Available data: Begin
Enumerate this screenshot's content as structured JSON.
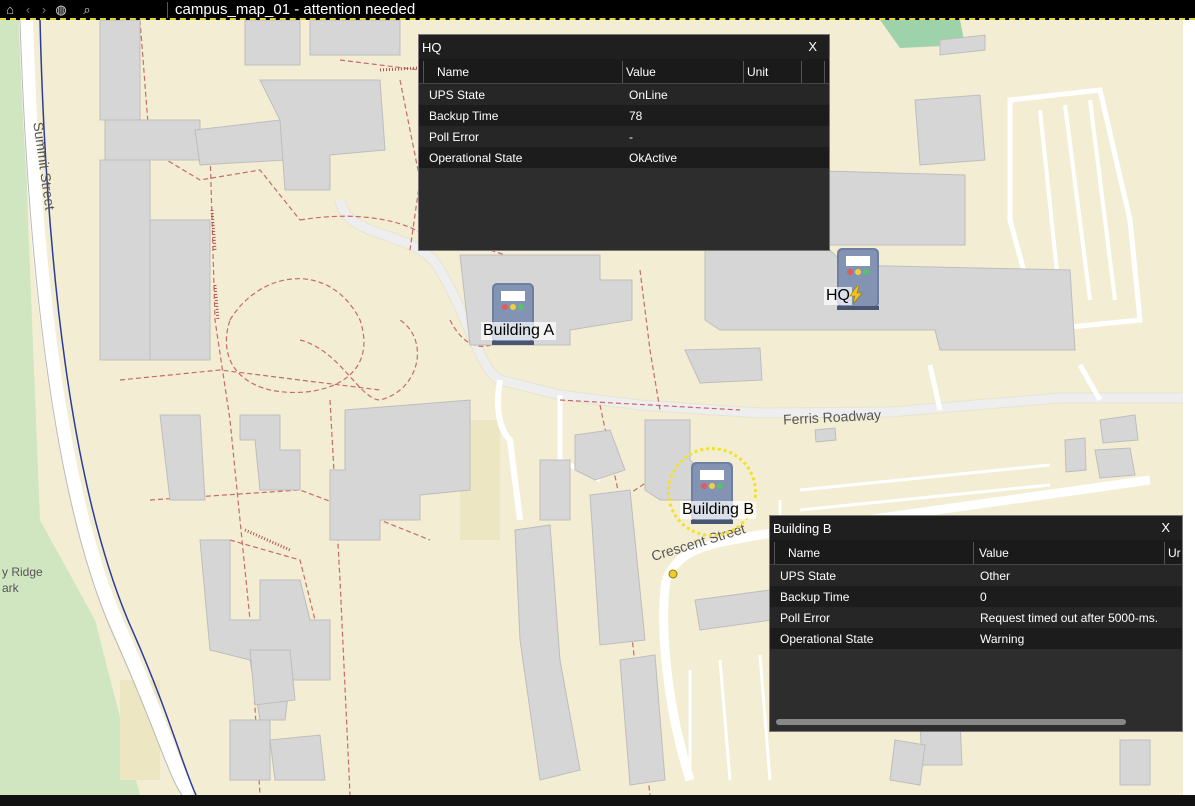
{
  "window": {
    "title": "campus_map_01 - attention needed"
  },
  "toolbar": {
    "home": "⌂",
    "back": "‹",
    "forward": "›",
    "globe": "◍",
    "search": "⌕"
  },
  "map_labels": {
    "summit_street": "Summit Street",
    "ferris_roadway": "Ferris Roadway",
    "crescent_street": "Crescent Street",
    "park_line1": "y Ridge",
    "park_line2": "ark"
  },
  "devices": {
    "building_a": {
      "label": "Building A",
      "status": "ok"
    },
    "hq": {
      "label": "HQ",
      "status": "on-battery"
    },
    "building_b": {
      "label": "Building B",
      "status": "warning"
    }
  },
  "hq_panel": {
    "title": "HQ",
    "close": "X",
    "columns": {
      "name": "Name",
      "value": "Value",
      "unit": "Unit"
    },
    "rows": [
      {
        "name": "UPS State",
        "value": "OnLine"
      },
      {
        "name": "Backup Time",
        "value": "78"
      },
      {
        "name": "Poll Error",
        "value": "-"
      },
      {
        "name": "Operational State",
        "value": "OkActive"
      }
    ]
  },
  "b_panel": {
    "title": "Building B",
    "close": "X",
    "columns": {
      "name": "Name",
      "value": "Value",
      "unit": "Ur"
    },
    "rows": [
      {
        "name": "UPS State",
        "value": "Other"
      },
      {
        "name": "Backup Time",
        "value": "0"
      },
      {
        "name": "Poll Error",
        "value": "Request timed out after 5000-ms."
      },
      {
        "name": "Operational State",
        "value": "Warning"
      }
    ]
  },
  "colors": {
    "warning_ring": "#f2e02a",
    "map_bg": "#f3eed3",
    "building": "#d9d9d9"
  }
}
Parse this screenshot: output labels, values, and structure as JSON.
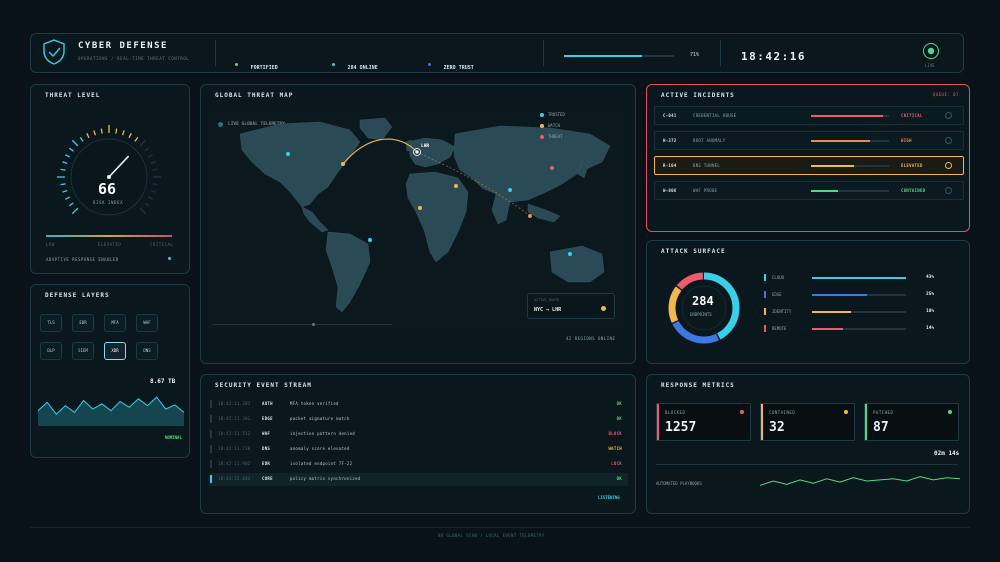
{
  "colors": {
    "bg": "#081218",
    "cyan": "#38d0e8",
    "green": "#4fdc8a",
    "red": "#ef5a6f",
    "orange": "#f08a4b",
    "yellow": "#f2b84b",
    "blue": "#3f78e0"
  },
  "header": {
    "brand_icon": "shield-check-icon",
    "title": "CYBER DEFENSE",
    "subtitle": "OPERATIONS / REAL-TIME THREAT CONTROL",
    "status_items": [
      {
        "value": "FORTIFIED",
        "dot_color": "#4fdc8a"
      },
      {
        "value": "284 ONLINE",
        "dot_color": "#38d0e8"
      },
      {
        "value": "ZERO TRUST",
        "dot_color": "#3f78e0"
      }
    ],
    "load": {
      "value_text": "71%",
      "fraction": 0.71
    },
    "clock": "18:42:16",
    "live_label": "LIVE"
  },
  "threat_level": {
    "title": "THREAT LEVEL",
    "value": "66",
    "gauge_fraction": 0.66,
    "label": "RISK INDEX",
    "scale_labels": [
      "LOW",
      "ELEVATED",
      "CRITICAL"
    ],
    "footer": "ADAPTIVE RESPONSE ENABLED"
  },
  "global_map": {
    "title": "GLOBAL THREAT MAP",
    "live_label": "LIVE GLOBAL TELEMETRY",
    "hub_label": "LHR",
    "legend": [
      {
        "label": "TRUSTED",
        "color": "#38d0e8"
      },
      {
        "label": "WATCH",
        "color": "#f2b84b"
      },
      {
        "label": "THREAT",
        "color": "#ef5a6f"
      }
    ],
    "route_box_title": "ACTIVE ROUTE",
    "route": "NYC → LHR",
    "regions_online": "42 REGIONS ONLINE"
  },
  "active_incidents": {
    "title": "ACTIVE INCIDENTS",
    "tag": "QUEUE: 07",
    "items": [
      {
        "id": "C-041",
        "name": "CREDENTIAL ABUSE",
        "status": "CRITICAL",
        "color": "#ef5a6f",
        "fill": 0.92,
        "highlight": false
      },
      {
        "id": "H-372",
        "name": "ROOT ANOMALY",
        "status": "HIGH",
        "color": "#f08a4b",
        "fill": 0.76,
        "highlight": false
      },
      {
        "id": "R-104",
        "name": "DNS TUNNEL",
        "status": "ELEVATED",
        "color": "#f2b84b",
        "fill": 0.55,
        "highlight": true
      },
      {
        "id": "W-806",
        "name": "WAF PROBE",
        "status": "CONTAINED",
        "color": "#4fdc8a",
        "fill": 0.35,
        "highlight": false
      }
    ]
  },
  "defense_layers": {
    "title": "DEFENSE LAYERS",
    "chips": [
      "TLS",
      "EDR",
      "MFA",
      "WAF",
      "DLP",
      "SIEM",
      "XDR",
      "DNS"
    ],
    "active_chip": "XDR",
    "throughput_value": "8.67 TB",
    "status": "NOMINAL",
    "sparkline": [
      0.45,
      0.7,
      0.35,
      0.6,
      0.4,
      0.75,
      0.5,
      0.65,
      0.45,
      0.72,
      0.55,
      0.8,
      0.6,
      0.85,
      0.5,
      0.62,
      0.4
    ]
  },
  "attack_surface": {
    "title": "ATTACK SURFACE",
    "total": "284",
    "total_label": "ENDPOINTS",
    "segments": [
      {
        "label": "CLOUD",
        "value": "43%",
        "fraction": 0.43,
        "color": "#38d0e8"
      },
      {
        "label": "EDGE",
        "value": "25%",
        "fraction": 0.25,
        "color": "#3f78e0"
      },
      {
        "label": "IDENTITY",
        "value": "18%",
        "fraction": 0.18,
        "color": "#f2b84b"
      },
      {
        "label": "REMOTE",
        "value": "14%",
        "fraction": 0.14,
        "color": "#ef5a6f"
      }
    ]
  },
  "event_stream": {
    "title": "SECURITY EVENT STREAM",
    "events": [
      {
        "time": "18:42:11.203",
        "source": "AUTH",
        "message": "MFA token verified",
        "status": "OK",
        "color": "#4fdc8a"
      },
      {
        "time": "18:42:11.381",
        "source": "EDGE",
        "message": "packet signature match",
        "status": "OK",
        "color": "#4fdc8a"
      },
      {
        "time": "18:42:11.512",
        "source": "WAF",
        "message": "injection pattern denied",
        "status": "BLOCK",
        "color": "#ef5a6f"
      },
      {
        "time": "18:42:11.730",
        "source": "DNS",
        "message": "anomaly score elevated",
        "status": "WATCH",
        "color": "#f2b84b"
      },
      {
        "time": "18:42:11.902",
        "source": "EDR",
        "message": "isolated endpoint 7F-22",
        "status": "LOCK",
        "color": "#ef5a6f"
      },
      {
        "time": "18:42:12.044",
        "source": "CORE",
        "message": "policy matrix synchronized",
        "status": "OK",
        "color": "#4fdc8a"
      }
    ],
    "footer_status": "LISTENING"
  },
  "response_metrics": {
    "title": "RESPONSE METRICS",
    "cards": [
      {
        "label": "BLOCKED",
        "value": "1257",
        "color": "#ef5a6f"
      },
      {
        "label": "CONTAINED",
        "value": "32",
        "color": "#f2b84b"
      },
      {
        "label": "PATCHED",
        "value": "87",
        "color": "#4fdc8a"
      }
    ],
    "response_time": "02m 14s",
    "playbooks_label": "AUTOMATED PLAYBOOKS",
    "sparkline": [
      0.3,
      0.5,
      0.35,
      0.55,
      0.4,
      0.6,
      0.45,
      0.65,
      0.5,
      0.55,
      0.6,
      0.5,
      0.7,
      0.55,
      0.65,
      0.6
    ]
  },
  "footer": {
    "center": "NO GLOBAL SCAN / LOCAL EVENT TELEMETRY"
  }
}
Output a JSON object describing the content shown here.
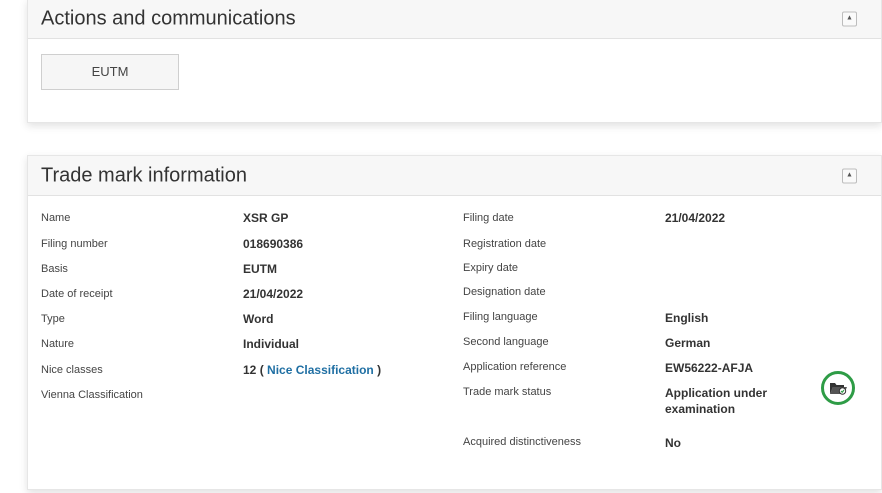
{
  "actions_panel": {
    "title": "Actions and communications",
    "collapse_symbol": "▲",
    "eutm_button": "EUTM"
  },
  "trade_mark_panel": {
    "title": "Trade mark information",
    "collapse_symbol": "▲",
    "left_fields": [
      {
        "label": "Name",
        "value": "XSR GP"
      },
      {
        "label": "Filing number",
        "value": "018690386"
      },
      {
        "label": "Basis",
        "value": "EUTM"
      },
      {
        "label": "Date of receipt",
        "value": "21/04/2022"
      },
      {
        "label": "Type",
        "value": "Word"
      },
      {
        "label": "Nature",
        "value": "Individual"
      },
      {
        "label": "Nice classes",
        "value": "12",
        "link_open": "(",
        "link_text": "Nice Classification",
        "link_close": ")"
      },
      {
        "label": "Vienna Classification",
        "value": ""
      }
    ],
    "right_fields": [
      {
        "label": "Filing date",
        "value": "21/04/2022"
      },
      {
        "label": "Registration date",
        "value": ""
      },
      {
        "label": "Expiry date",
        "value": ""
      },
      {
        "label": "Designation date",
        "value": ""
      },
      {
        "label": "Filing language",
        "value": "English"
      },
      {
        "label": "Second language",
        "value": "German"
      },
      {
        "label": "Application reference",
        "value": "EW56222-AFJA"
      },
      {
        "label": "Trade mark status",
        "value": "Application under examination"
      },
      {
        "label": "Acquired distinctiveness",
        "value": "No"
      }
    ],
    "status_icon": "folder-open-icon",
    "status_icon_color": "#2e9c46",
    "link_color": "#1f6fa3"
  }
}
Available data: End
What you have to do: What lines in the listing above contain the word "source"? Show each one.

Written response:
        "source": "AUTH",
        "source": "EDGE",
        "source": "WAF",
        "source": "DNS",
        "source": "EDR",
        "source": "CORE",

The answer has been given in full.